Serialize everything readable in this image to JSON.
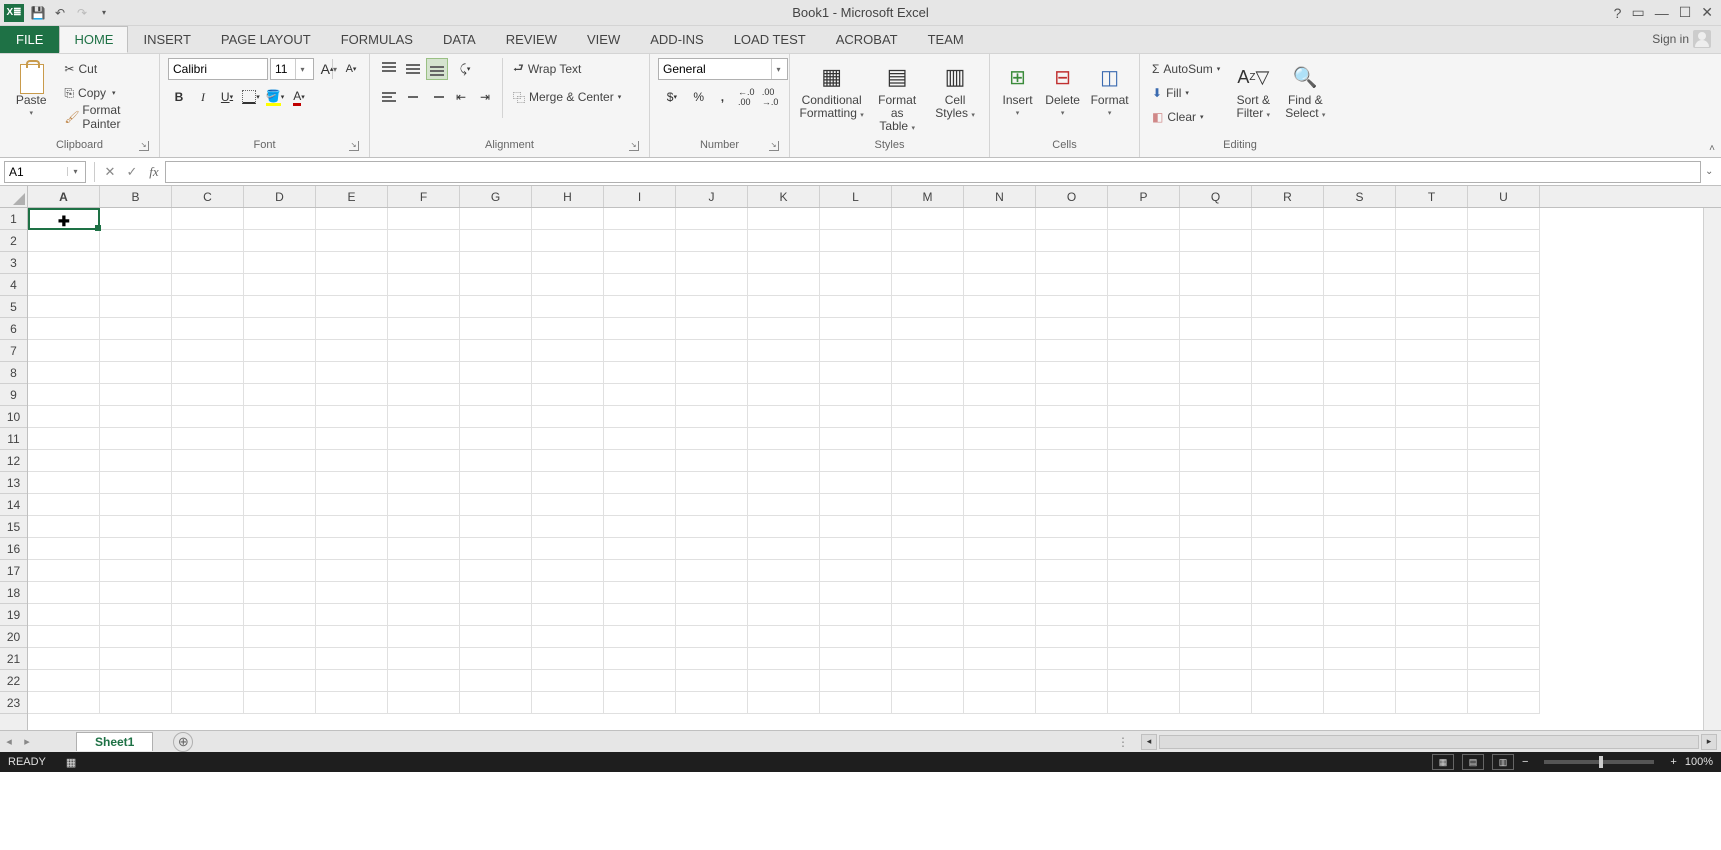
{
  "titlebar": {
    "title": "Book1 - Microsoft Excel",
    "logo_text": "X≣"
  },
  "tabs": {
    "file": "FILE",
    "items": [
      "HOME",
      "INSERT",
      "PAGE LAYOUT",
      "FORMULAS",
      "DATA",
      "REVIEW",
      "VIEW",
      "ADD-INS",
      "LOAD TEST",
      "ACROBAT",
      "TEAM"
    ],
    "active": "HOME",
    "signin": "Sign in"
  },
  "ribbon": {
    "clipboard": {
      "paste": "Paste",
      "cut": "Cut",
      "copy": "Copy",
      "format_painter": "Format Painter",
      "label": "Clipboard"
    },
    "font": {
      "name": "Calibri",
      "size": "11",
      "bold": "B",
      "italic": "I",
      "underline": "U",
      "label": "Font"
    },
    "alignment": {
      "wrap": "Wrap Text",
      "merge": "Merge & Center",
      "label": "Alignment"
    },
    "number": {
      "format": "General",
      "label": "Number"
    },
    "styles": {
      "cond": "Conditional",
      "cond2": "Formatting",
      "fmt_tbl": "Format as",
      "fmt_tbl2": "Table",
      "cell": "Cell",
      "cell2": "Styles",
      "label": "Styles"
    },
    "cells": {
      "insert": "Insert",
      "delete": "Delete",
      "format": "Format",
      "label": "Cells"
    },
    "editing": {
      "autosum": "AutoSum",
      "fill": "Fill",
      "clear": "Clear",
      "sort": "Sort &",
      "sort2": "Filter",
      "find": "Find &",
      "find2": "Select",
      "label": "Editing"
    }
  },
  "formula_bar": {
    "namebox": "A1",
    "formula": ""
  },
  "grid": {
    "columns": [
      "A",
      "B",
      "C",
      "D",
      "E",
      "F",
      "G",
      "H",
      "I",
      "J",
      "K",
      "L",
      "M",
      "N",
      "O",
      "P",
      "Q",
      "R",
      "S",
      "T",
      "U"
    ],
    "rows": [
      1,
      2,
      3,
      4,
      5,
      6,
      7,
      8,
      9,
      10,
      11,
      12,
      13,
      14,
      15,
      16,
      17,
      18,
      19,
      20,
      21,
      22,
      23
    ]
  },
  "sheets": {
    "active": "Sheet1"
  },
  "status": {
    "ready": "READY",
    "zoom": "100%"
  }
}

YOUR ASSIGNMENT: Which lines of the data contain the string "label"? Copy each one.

WRITTEN RESPONSE:
      "label": "Clipboard"
      "label": "Font"
      "label": "Alignment"
      "label": "Number"
      "label": "Styles"
      "label": "Cells"
      "label": "Editing"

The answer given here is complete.